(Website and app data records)
————

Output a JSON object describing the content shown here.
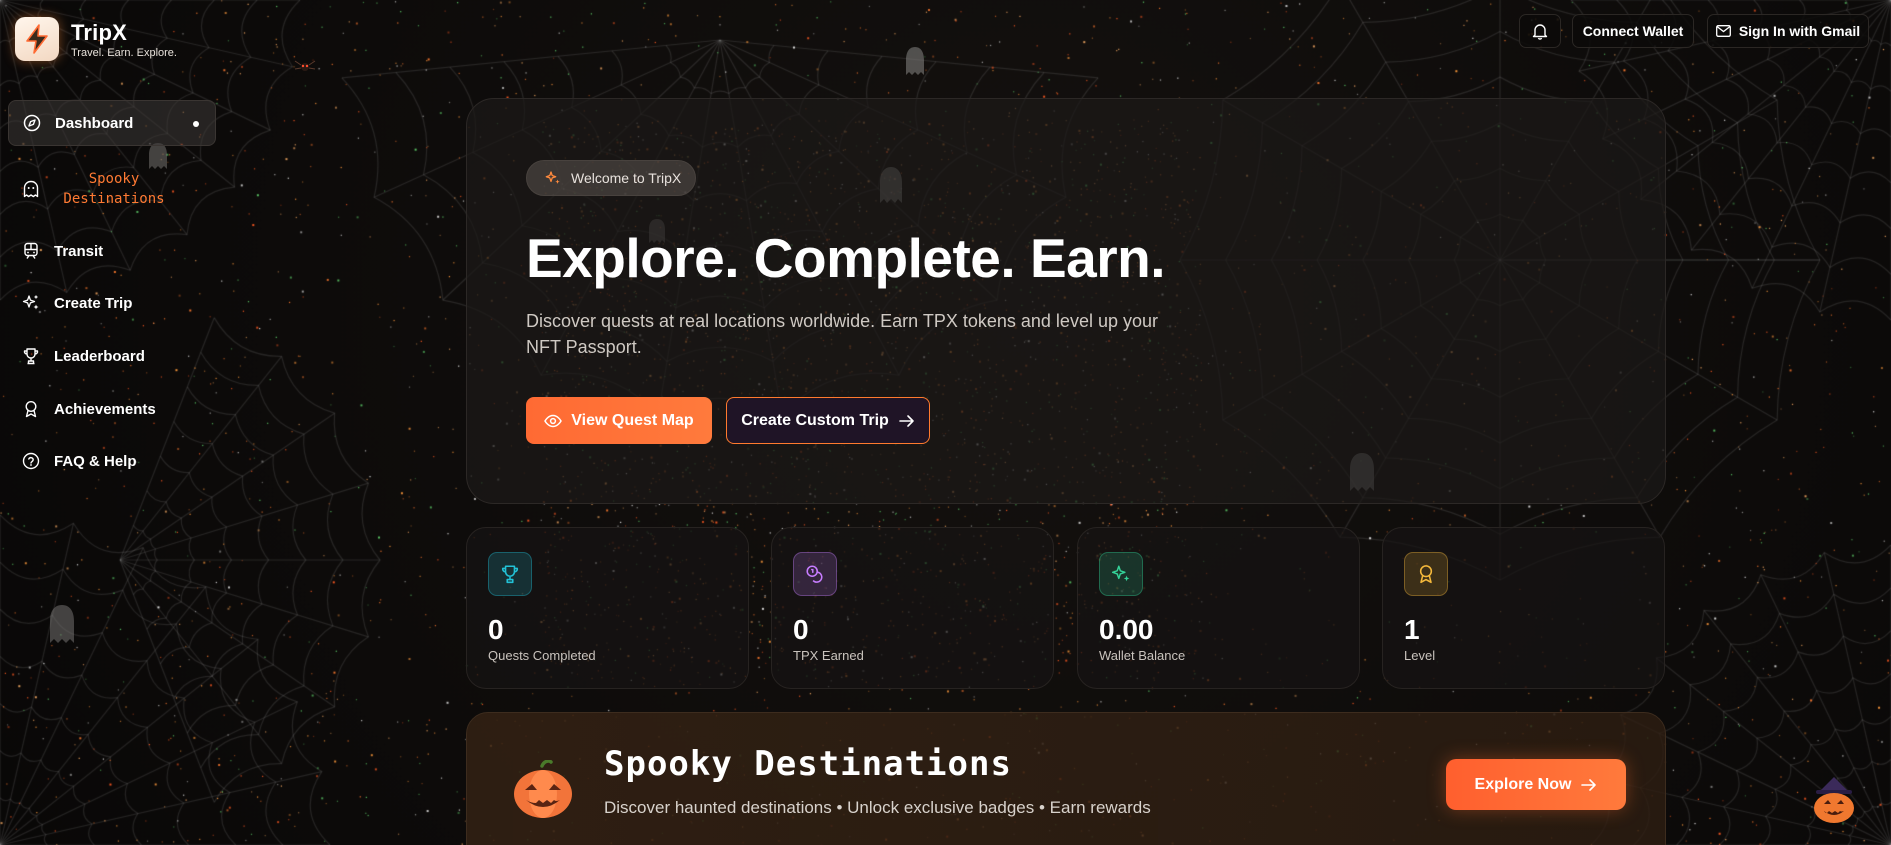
{
  "brand": {
    "name": "TripX",
    "tagline": "Travel. Earn. Explore."
  },
  "header": {
    "notifications_icon": "bell-icon",
    "connect_wallet": "Connect Wallet",
    "sign_in": "Sign In with Gmail",
    "sign_in_icon": "mail-icon"
  },
  "sidebar": {
    "items": [
      {
        "label": "Dashboard",
        "icon": "compass-icon",
        "active": true
      },
      {
        "label": "Spooky Destinations",
        "icon": "ghost-icon"
      },
      {
        "label": "Transit",
        "icon": "train-icon"
      },
      {
        "label": "Create Trip",
        "icon": "sparkles-icon"
      },
      {
        "label": "Leaderboard",
        "icon": "trophy-icon"
      },
      {
        "label": "Achievements",
        "icon": "award-icon"
      },
      {
        "label": "FAQ & Help",
        "icon": "help-circle-icon"
      }
    ]
  },
  "hero": {
    "badge": "Welcome to TripX",
    "title": "Explore. Complete. Earn.",
    "subtitle": "Discover quests at real locations worldwide. Earn TPX tokens and level up your NFT Passport.",
    "primary_button": "View Quest Map",
    "secondary_button": "Create Custom Trip"
  },
  "stats": [
    {
      "value": "0",
      "label": "Quests Completed",
      "icon": "trophy-icon",
      "color": "#22c1d6"
    },
    {
      "value": "0",
      "label": "TPX Earned",
      "icon": "coins-icon",
      "color": "#c77dff"
    },
    {
      "value": "0.00",
      "label": "Wallet Balance",
      "icon": "sparkles-icon",
      "color": "#34d399"
    },
    {
      "value": "1",
      "label": "Level",
      "icon": "award-icon",
      "color": "#f5b93b"
    }
  ],
  "spooky_banner": {
    "title": "Spooky Destinations",
    "subtitle": "Discover haunted destinations • Unlock exclusive badges • Earn rewards",
    "button": "Explore Now",
    "icon": "pumpkin-icon"
  },
  "colors": {
    "accent": "#ff6a33",
    "background": "#0b0908"
  }
}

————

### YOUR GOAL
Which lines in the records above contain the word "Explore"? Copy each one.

### RESULT OF THE EXERCISE
    "tagline": "Travel. Earn. Explore."
    "title": "Explore. Complete. Earn.",
    "button": "Explore Now",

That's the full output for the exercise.